I adore Harriet Beecher Stowe’s use of squirrels and chipmunks to convey the ills of elitist classism and what it means to be a commoner vs an entitled lofty “genius” with airs. Stowe’s lampooning is cutting and brilliant; she distills complex issues of entitlement and value into a charming children’s tale. I’m sharing it with you here since it’s ageless, timeless and celebrates a special fictional chipmunk named Tip. The following is an excerpt from “The Nutcrackers of Nutcracker Lodge” contained within “Queer Little Folks” published in 1897. I’m totally a Tip and not a Featherhead! You’ll know what I mean after you read this enjoyable excerpt:Continue reading “Harriet Beecher Stowe, Social Class and Chipmunks”
I have too many bananas that ripened at once so I decided we’re going to have banana fritters for dinner. This simple, thrifty, gluten-free recipe was inspired by Ms. Ann Knight’s 1930s version in The Fellowship Cook Book by Members and Friends of The Second Congregational Church in Norway, Maine. These fritters are mini pancakes with a creamy texture and taste best when hot from the skillet. They have no refined sugars other than the optional dusting of powdered sugar for presentation simply because they don’t need any!
Lydia Marie Child was an American abolitionist, women’s rights activist, Native American rights activist, novelist, journalist, and opponent of American expansionism. She was also a New England housewife famous for her book published in 1829, The Frugal Housewife. The introduction offers a very interesting glimpse into how much has changed in our mindset since that time:
Any one who uses the term ‘menial’ is touched with intellectualism. There are no menial tasks.
“God will not look you over for Medals, Degrees or Diplomas, but for Scars!” -Elbert Hubbard, The Note Book of Elbert Hubbard
I’ve learned that time does NOT heal all wounds but God loves them and us! There can be beauty in a graceful brokenness when we use God as a crutch. But wait, isn’t needing a “crutch” a sign of weakness?! YES! Aren’t we weak when we’re left to only our own devices? I choose spiritual prowess over destructive earthly vices I’ve given up. I no longer feel ashamed about my scars, a shame which fueled a lot of my destructive crutches (smoking, drinking, overeating). I’m not ashamed to say I’m in recovery, my last drink being almost twenty-five years ago. I’m cool with not being cool. My deepest scars are invisible, although I do have, shall I say, an “oven kiss” on my hand I acquired while removing a lasagna from the oven last fall.
“A fear of disagreeable facts, and conscious shrinking from clearness of light, which keep us from examining ourselves, increases gradually into a species of instinctive terror at all truth, and love of glosses, veils and decorative lies of every sort.”
John Ruskin, 1887
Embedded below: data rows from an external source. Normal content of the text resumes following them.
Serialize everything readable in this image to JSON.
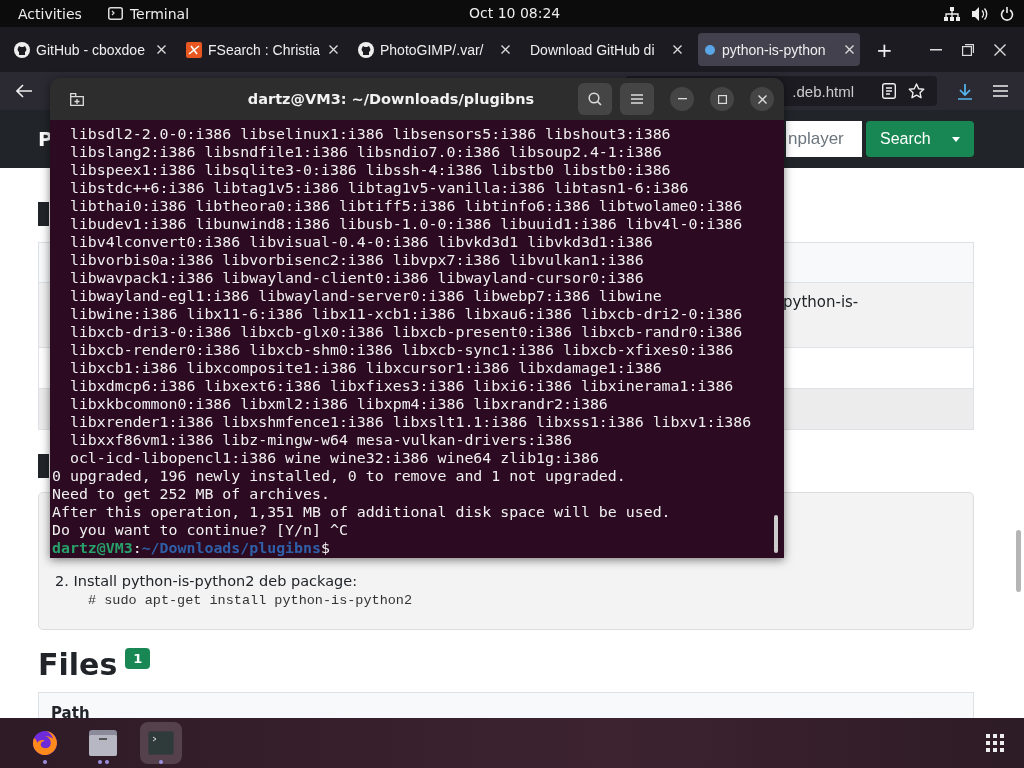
{
  "top_bar": {
    "activities": "Activities",
    "app": "Terminal",
    "clock": "Oct 10  08:24"
  },
  "browser": {
    "tabs": [
      {
        "title": "GitHub - cboxdoe",
        "kind": "github",
        "selected": false
      },
      {
        "title": "FSearch : Christia",
        "kind": "fsearch",
        "selected": false
      },
      {
        "title": "PhotoGIMP/.var/",
        "kind": "github",
        "selected": false
      },
      {
        "title": "Download GitHub di",
        "kind": "plain",
        "selected": false
      },
      {
        "title": "python-is-python",
        "kind": "dot",
        "selected": true
      }
    ],
    "new_tab": "+",
    "url": ".deb.html"
  },
  "page": {
    "brand": "P",
    "search": {
      "value": "nplayer"
    },
    "search_button": "Search",
    "table_cell": "python-is-",
    "instructions": {
      "step": "2. Install python-is-python2 deb package:",
      "command": "# sudo apt-get install python-is-python2"
    },
    "files_heading": "Files",
    "files_count": "1",
    "files_table": {
      "columns": [
        "Path"
      ]
    }
  },
  "terminal": {
    "title": "dartz@VM3: ~/Downloads/plugibns",
    "lines": [
      "  libsdl2-2.0-0:i386 libselinux1:i386 libsensors5:i386 libshout3:i386",
      "  libslang2:i386 libsndfile1:i386 libsndio7.0:i386 libsoup2.4-1:i386",
      "  libspeex1:i386 libsqlite3-0:i386 libssh-4:i386 libstb0 libstb0:i386",
      "  libstdc++6:i386 libtag1v5:i386 libtag1v5-vanilla:i386 libtasn1-6:i386",
      "  libthai0:i386 libtheora0:i386 libtiff5:i386 libtinfo6:i386 libtwolame0:i386",
      "  libudev1:i386 libunwind8:i386 libusb-1.0-0:i386 libuuid1:i386 libv4l-0:i386",
      "  libv4lconvert0:i386 libvisual-0.4-0:i386 libvkd3d1 libvkd3d1:i386",
      "  libvorbis0a:i386 libvorbisenc2:i386 libvpx7:i386 libvulkan1:i386",
      "  libwavpack1:i386 libwayland-client0:i386 libwayland-cursor0:i386",
      "  libwayland-egl1:i386 libwayland-server0:i386 libwebp7:i386 libwine",
      "  libwine:i386 libx11-6:i386 libx11-xcb1:i386 libxau6:i386 libxcb-dri2-0:i386",
      "  libxcb-dri3-0:i386 libxcb-glx0:i386 libxcb-present0:i386 libxcb-randr0:i386",
      "  libxcb-render0:i386 libxcb-shm0:i386 libxcb-sync1:i386 libxcb-xfixes0:i386",
      "  libxcb1:i386 libxcomposite1:i386 libxcursor1:i386 libxdamage1:i386",
      "  libxdmcp6:i386 libxext6:i386 libxfixes3:i386 libxi6:i386 libxinerama1:i386",
      "  libxkbcommon0:i386 libxml2:i386 libxpm4:i386 libxrandr2:i386",
      "  libxrender1:i386 libxshmfence1:i386 libxslt1.1:i386 libxss1:i386 libxv1:i386",
      "  libxxf86vm1:i386 libz-mingw-w64 mesa-vulkan-drivers:i386",
      "  ocl-icd-libopencl1:i386 wine wine32:i386 wine64 zlib1g:i386",
      "0 upgraded, 196 newly installed, 0 to remove and 1 not upgraded.",
      "Need to get 252 MB of archives.",
      "After this operation, 1,351 MB of additional disk space will be used.",
      "Do you want to continue? [Y/n] ^C"
    ],
    "prompt": {
      "user": "dartz@VM3",
      "separator": ":",
      "path": "~/Downloads/plugibns",
      "symbol": "$"
    }
  },
  "dock": {
    "apps": [
      {
        "kind": "firefox",
        "running": true,
        "selected": false
      },
      {
        "kind": "files",
        "running": true,
        "selected": false
      },
      {
        "kind": "terminal",
        "running": true,
        "selected": true
      }
    ]
  }
}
If you’re not from Maine, you might think the above photo is of a homemade Mounds candy bar, and you’d probably be shocked to learn that they contain mashed potatoes in the coconut centers! You’re looking at a delicious traditional Maine candy called “Needhams” which have also historically been called “potato candy” or “potato fudge”. However, if you are from Maine and familiar with Needhams you may be surprised to discover that the modern version has gone far astray from yesterday’s healthier and more wholesome homemade versions dating as far back as 1924.
My experience from both sides of the “couch” has taught me that there’s nothing simple about PTSD nightmares. The things I tried in my teens and twenties–using food and alcohol to try and bury and drown them, sometimes to the point of blacking out, created new real-life nightmare scenarios. In my late twenties through my forties I was afraid to go to sleep; I averaged about five broken hours a night. When I did sleep, and the nightmares struck, I woke up extremely exhausted.
I wish I could say that I am now completely free of nightmares and experience restful sleep. The good news is that I have made incredible progress over the past couple of years. I have fewer nightmares, am not terrified of going to sleep and am making my peace with them.
Saturday was sunny and crisp. We left early for a day trip up coastal Route One to the charming town of Camden, Maine with stops in between; our first was the Maine State Prison Showroom in Thomaston.
What does it mean to be authentic? Does it mean that you have to share every passing thought, desire, opinion and passion with whomever will listen? Do you have to follow every fancy, eat whatever you’re craving because well, you gotta be you? Not for me, no. “To thine own self be true” is something I try and live every day which is not to be confused with self-centeredness, narcissism or lack of self-restraint. Sometimes it involves making life-altering choices; other times it’s seemingly inconsequential, however when such “little” decisions are strung together over time they look a lot like a lifestyle.
So why then do I sometimes feel like I need permission to be myself? And from whom does this permission need to come? What if it never comes to pass?